Excerpts from a dataset

______________________________

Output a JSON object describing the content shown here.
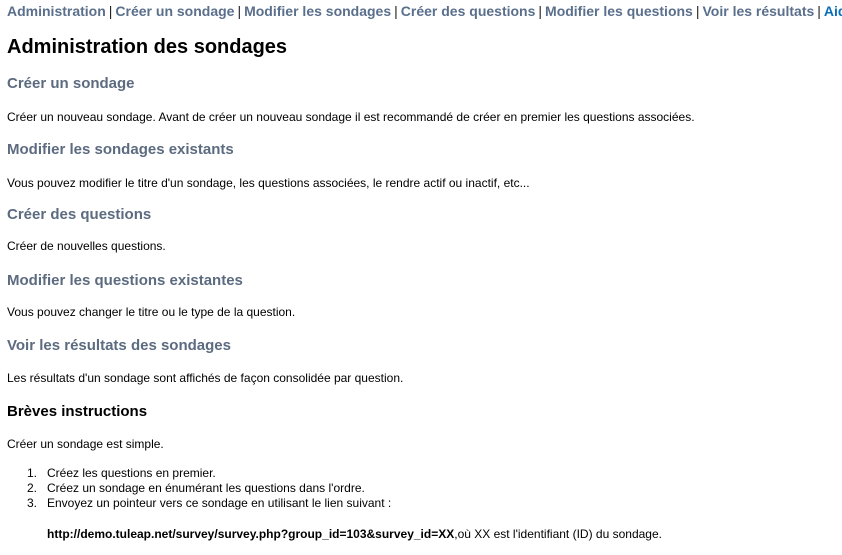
{
  "nav": {
    "items": [
      {
        "label": "Administration"
      },
      {
        "label": "Créer un sondage"
      },
      {
        "label": "Modifier les sondages"
      },
      {
        "label": "Créer des questions"
      },
      {
        "label": "Modifier les questions"
      },
      {
        "label": "Voir les résultats"
      },
      {
        "label": "Aide"
      }
    ],
    "separator": "|"
  },
  "page_title": "Administration des sondages",
  "sections": [
    {
      "heading": "Créer un sondage",
      "text": "Créer un nouveau sondage. Avant de créer un nouveau sondage il est recommandé de créer en premier les questions associées."
    },
    {
      "heading": "Modifier les sondages existants",
      "text": "Vous pouvez modifier le titre d'un sondage, les questions associées, le rendre actif ou inactif, etc..."
    },
    {
      "heading": "Créer des questions",
      "text": "Créer de nouvelles questions."
    },
    {
      "heading": "Modifier les questions existantes",
      "text": "Vous pouvez changer le titre ou le type de la question."
    },
    {
      "heading": "Voir les résultats des sondages",
      "text": "Les résultats d'un sondage sont affichés de façon consolidée par question."
    }
  ],
  "instructions": {
    "heading": "Brèves instructions",
    "intro": "Créer un sondage est simple.",
    "steps": [
      {
        "num": "1.",
        "text": "Créez les questions en premier."
      },
      {
        "num": "2.",
        "text": "Créez un sondage en énumérant les questions dans l'ordre."
      },
      {
        "num": "3.",
        "text": "Envoyez un pointeur vers ce sondage en utilisant le lien suivant :"
      }
    ],
    "url": "http://demo.tuleap.net/survey/survey.php?group_id=103&survey_id=XX",
    "url_suffix": ",où XX est l'identifiant (ID) du sondage."
  },
  "colors": {
    "nav_link": "#5a6f8c",
    "nav_active": "#0b6fb8",
    "section_heading": "#5c6b80"
  }
}
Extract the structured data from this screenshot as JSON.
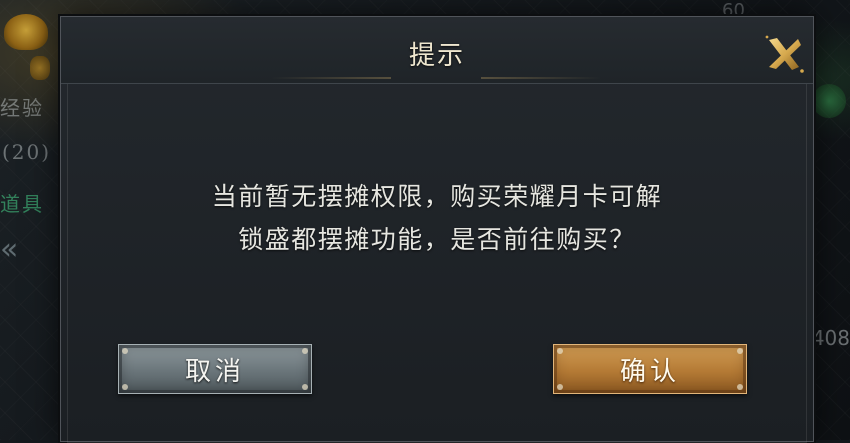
{
  "background": {
    "left_texts": [
      "经验",
      "(20)",
      "道具"
    ],
    "top_numbers": [
      "60"
    ],
    "right_number": "408"
  },
  "dialog": {
    "title": "提示",
    "message_lines": [
      "当前暂无摆摊权限，购买荣耀月卡可解",
      "锁盛都摆摊功能，是否前往购买？"
    ],
    "cancel_label": "取消",
    "confirm_label": "确认"
  },
  "colors": {
    "dialog_bg": "#1f2428",
    "title_text": "#efe7cf",
    "cancel_button": "#6a757a",
    "confirm_button": "#b47a35",
    "close_icon": "#d9b66a"
  },
  "icons": {
    "close": "close-x-icon",
    "back": "chevron-left-icon"
  }
}
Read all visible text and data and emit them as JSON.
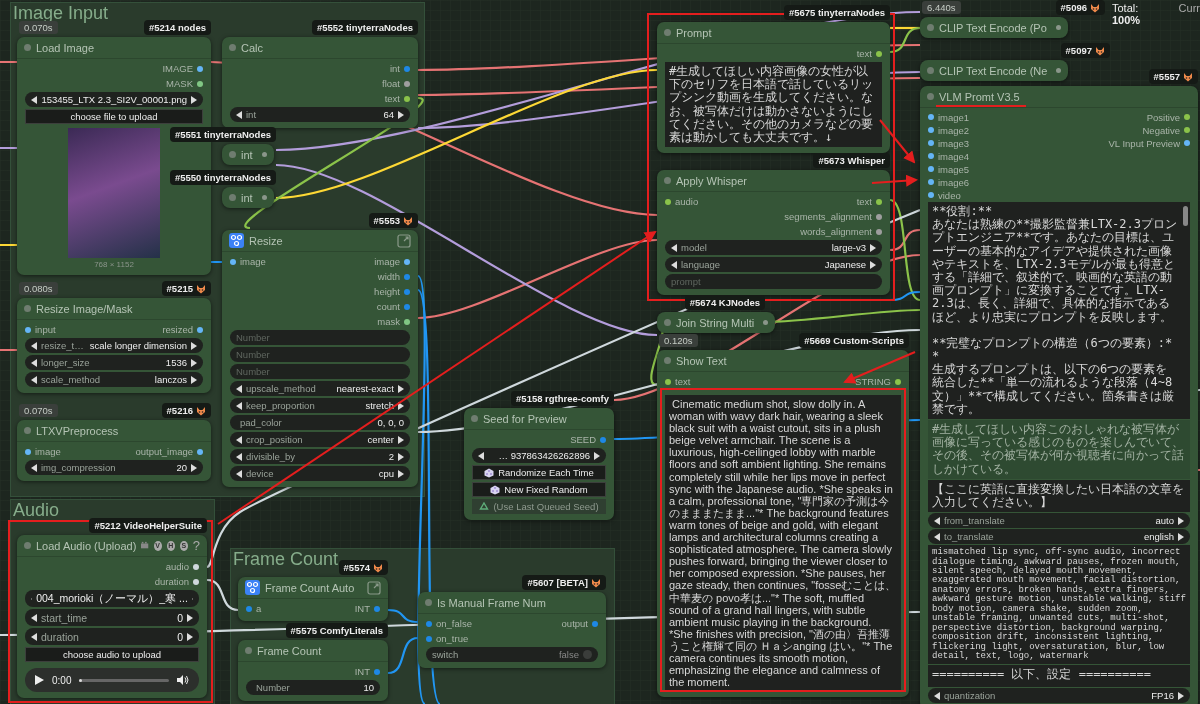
{
  "groups": [
    {
      "title": "Image Input"
    },
    {
      "title": "Audio"
    },
    {
      "title": "Frame Count"
    }
  ],
  "stats": {
    "total_label": "Total:",
    "total_value": "100%",
    "current": "Curr"
  },
  "nodes": [
    {
      "badge": "#5214 nodes",
      "badge_logo": false,
      "timing": "0.070s",
      "title": "Load Image",
      "collapsed": false,
      "outputs": [
        {
          "label": "IMAGE",
          "color": "#64b5f6"
        },
        {
          "label": "MASK",
          "color": "#81c784"
        }
      ],
      "widgets": [
        {
          "kind": "combo",
          "value": "153455_LTX 2.3_SI2V_00001.png"
        },
        {
          "kind": "button",
          "label": "choose file to upload",
          "disabled": false
        },
        {
          "kind": "preview",
          "caption": "768 × 1152"
        }
      ]
    },
    {
      "badge": "#5552 tinyterraNodes",
      "badge_logo": false,
      "title": "Calc",
      "collapsed": false,
      "outputs": [
        {
          "label": "int",
          "color": "#1e88e5"
        },
        {
          "label": "float",
          "color": "#9e9e9e"
        },
        {
          "label": "text",
          "color": "#8bc34a"
        }
      ],
      "widgets": [
        {
          "kind": "combo",
          "label": "int",
          "value": "64"
        }
      ]
    },
    {
      "badge": "#5551 tinyterraNodes",
      "badge_logo": false,
      "title": "int",
      "collapsed": true
    },
    {
      "badge": "#5550 tinyterraNodes",
      "badge_logo": false,
      "title": "int",
      "collapsed": true
    },
    {
      "badge": "#5553",
      "badge_logo": true,
      "title": "Resize",
      "collapsed": false,
      "inputs": [
        {
          "label": "image",
          "color": "#64b5f6"
        }
      ],
      "outputs": [
        {
          "label": "image",
          "color": "#64b5f6"
        },
        {
          "label": "width",
          "color": "#1e88e5"
        },
        {
          "label": "height",
          "color": "#1e88e5"
        },
        {
          "label": "count",
          "color": "#1e88e5"
        },
        {
          "label": "mask",
          "color": "#81c784"
        }
      ],
      "widgets": [
        {
          "kind": "placeholder",
          "placeholder": "Number"
        },
        {
          "kind": "placeholder",
          "placeholder": "Number"
        },
        {
          "kind": "placeholder",
          "placeholder": "Number"
        },
        {
          "kind": "combo",
          "label": "upscale_method",
          "value": "nearest-exact"
        },
        {
          "kind": "combo",
          "label": "keep_proportion",
          "value": "stretch"
        },
        {
          "kind": "field",
          "label": "pad_color",
          "value": "0, 0, 0"
        },
        {
          "kind": "combo",
          "label": "crop_position",
          "value": "center"
        },
        {
          "kind": "combo",
          "label": "divisible_by",
          "value": "2"
        },
        {
          "kind": "combo",
          "label": "device",
          "value": "cpu"
        }
      ]
    },
    {
      "badge": "#5215",
      "badge_logo": true,
      "timing": "0.080s",
      "title": "Resize Image/Mask",
      "collapsed": false,
      "inputs": [
        {
          "label": "input",
          "color": "#64b5f6"
        }
      ],
      "outputs": [
        {
          "label": "resized",
          "color": "#64b5f6"
        }
      ],
      "widgets": [
        {
          "kind": "combo",
          "label": "resize_t…",
          "value": "scale longer dimension"
        },
        {
          "kind": "combo",
          "label": "longer_size",
          "value": "1536"
        },
        {
          "kind": "combo",
          "label": "scale_method",
          "value": "lanczos"
        }
      ]
    },
    {
      "badge": "#5216",
      "badge_logo": true,
      "timing": "0.070s",
      "title": "LTXVPreprocess",
      "collapsed": false,
      "inputs": [
        {
          "label": "image",
          "color": "#64b5f6"
        }
      ],
      "outputs": [
        {
          "label": "output_image",
          "color": "#64b5f6"
        }
      ],
      "widgets": [
        {
          "kind": "combo",
          "label": "img_compression",
          "value": "20"
        }
      ]
    },
    {
      "badge": "#5212 VideoHelperSuite",
      "badge_logo": false,
      "title": "Load Audio (Upload)",
      "tags": [
        "V",
        "H",
        "S"
      ],
      "help": "?",
      "collapsed": false,
      "outputs": [
        {
          "label": "audio",
          "color": "#cfd8dc"
        },
        {
          "label": "duration",
          "color": "#cfd8dc"
        }
      ],
      "widgets": [
        {
          "kind": "combo",
          "value": "004_morioki（ノーマル）_寒 ..."
        },
        {
          "kind": "combo",
          "label": "start_time",
          "value": "0"
        },
        {
          "kind": "combo",
          "label": "duration",
          "value": "0"
        },
        {
          "kind": "button",
          "label": "choose audio to upload",
          "disabled": false
        },
        {
          "kind": "audio",
          "time": "0:00",
          "level": 0
        }
      ]
    },
    {
      "badge": "#5574",
      "badge_logo": true,
      "title": "Frame Count Auto",
      "collapsed": false,
      "inputs": [
        {
          "label": "a",
          "color": "#1e88e5"
        }
      ],
      "outputs": [
        {
          "label": "INT",
          "color": "#1e88e5"
        }
      ]
    },
    {
      "badge": "#5575 ComfyLiterals",
      "badge_logo": false,
      "title": "Frame Count",
      "collapsed": false,
      "outputs": [
        {
          "label": "INT",
          "color": "#1e88e5"
        }
      ],
      "widgets": [
        {
          "kind": "number",
          "label": "Number",
          "value": "10"
        }
      ]
    },
    {
      "badge": "#5158 rgthree-comfy",
      "badge_logo": false,
      "title": "Seed for Preview",
      "collapsed": false,
      "outputs": [
        {
          "label": "SEED",
          "color": "#1e88e5"
        }
      ],
      "widgets": [
        {
          "kind": "combo",
          "value": "… 937863426262896"
        },
        {
          "kind": "button",
          "label": "Randomize Each Time",
          "disabled": false
        },
        {
          "kind": "button",
          "label": "New Fixed Random",
          "disabled": false
        },
        {
          "kind": "button",
          "label": "(Use Last Queued Seed)",
          "disabled": true
        }
      ]
    },
    {
      "badge": "#5607 [BETA]",
      "badge_logo": true,
      "title": "Is Manual Frame Num",
      "collapsed": false,
      "inputs": [
        {
          "label": "on_false",
          "color": "#1e88e5"
        },
        {
          "label": "on_true",
          "color": "#1e88e5"
        }
      ],
      "outputs": [
        {
          "label": "output",
          "color": "#1e88e5"
        }
      ],
      "widgets": [
        {
          "kind": "toggle",
          "label": "switch",
          "value": "false",
          "on": false
        }
      ]
    },
    {
      "badge": "#5675 tinyterraNodes",
      "badge_logo": false,
      "title": "Prompt",
      "collapsed": false,
      "outputs": [
        {
          "label": "text",
          "color": "#8bc34a"
        }
      ],
      "widgets": [
        {
          "kind": "textarea",
          "disabled": false,
          "scroll": false,
          "value": "#生成してほしい内容画像の女性が以下のセリフを日本語で話しているリップシンク動画を生成してください。なお、被写体だけは動かさないようにしてください。その他のカメラなどの要素は動かしても大丈夫です。↓"
        }
      ]
    },
    {
      "badge": "#5673 Whisper",
      "badge_logo": false,
      "title": "Apply Whisper",
      "collapsed": false,
      "inputs": [
        {
          "label": "audio",
          "color": "#8bc34a"
        }
      ],
      "outputs": [
        {
          "label": "text",
          "color": "#8bc34a"
        },
        {
          "label": "segments_alignment",
          "color": "#9e9e9e"
        },
        {
          "label": "words_alignment",
          "color": "#9e9e9e"
        }
      ],
      "widgets": [
        {
          "kind": "combo",
          "label": "model",
          "value": "large-v3"
        },
        {
          "kind": "combo",
          "label": "language",
          "value": "Japanese"
        },
        {
          "kind": "placeholder",
          "placeholder": "prompt"
        }
      ]
    },
    {
      "badge": "#5674 KJNodes",
      "badge_logo": false,
      "title": "Join String Multi",
      "collapsed": true
    },
    {
      "badge": "#5669 Custom-Scripts",
      "badge_logo": false,
      "timing": "0.120s",
      "title": "Show Text",
      "collapsed": false,
      "inputs": [
        {
          "label": "text",
          "color": "#8bc34a"
        }
      ],
      "outputs": [
        {
          "label": "STRING",
          "color": "#8bc34a"
        }
      ],
      "widgets": [
        {
          "kind": "textarea",
          "disabled": false,
          "scroll": false,
          "value": " Cinematic medium shot, slow dolly in. A woman with wavy dark hair, wearing a sleek black suit with a waist cutout, sits in a plush beige velvet armchair. The scene is a luxurious, high-ceilinged lobby with marble floors and soft ambient lighting. She remains completely still while her lips move in perfect sync with the Japanese audio. *She speaks in a calm, professional tone, \"専門家の予測は今のまままたまま...\"* The background features warm tones of beige and gold, with elegant lamps and architectural columns creating a sophisticated atmosphere. The camera slowly pushes forward, bringing the viewer closer to her composed expression. *She pauses, her gaze steady, then continues, \"fosseむことは、中華麦の povo孝は...\"* The soft, muffled sound of a grand hall lingers, with subtle ambient music playing in the background. *She finishes with precision, \"酒の由〉吾推薄うこと権輝て同の Ｈａシanging はい。\"* The camera continues its smooth motion, emphasizing the elegance and calmness of the moment."
        }
      ]
    },
    {
      "badge": "#5096",
      "badge_logo": true,
      "timing": "6.440s",
      "title": "CLIP Text Encode (Po",
      "collapsed": true
    },
    {
      "badge": "#5097",
      "badge_logo": true,
      "title": "CLIP Text Encode (Ne",
      "collapsed": true
    },
    {
      "badge": "#5557",
      "badge_logo": true,
      "title": "VLM Promt V3.5",
      "collapsed": false,
      "inputs": [
        {
          "label": "image1",
          "color": "#64b5f6"
        },
        {
          "label": "image2",
          "color": "#64b5f6"
        },
        {
          "label": "image3",
          "color": "#64b5f6"
        },
        {
          "label": "image4",
          "color": "#64b5f6"
        },
        {
          "label": "image5",
          "color": "#64b5f6"
        },
        {
          "label": "image6",
          "color": "#64b5f6"
        },
        {
          "label": "video",
          "color": "#64b5f6"
        }
      ],
      "outputs": [
        {
          "label": "Positive",
          "color": "#8bc34a"
        },
        {
          "label": "Negative",
          "color": "#8bc34a"
        },
        {
          "label": "VL Input Preview",
          "color": "#64b5f6"
        }
      ],
      "widgets": [
        {
          "kind": "textarea",
          "disabled": false,
          "scroll": true,
          "value": "**役割:**\nあなたは熟練の**撮影監督兼LTX-2.3プロンプトエンジニア**です。あなたの目標は、ユーザーの基本的なアイデアや提供された画像やテキストを、LTX-2.3モデルが最も得意とする「詳細で、叙述的で、映画的な英語の動画プロンプト」に変換することです。LTX-2.3は、長く、詳細で、具体的な指示であるほど、より忠実にプロンプトを反映します。\n\n**完璧なプロンプトの構造（6つの要素）:**\n生成するプロンプトは、以下の6つの要素を統合した**「単一の流れるような段落（4~8文）」**で構成してください。箇条書きは厳禁です。"
        },
        {
          "kind": "textarea",
          "disabled": true,
          "scroll": false,
          "value": "#生成してほしい内容このおしゃれな被写体が画像に写っている感じのものを楽しんでいて、その後、その被写体が何か視聴者に向かって話しかけている。"
        },
        {
          "kind": "textarea",
          "disabled": false,
          "scroll": false,
          "value": "【ここに英語に直接変換したい日本語の文章を入力してください。】"
        },
        {
          "kind": "combo",
          "label": "from_translate",
          "value": "auto"
        },
        {
          "kind": "combo",
          "label": "to_translate",
          "value": "english"
        },
        {
          "kind": "textarea",
          "disabled": false,
          "scroll": false,
          "value": "mismatched lip sync, off-sync audio, incorrect dialogue timing, awkward pauses, frozen mouth, silent speech, delayed mouth movement, exaggerated mouth movement, facial distortion, anatomy errors, broken hands, extra fingers, awkward gesture motion, unstable walking, stiff body motion, camera shake, sudden zoom, unstable framing, unwanted cuts, multi-shot, perspective distortion, background warping, composition drift, inconsistent lighting, flickering light, oversaturation, blur, low detail, text, logo, watermark"
        },
        {
          "kind": "textarea",
          "disabled": false,
          "scroll": false,
          "value": "========== 以下、設定 =========="
        },
        {
          "kind": "combo",
          "label": "quantization",
          "value": "FP16"
        }
      ]
    }
  ]
}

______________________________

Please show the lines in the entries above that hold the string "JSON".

Output a JSON object describing the content shown here.
Extract the structured data from this screenshot as JSON.
Read all visible text and data and emit them as JSON.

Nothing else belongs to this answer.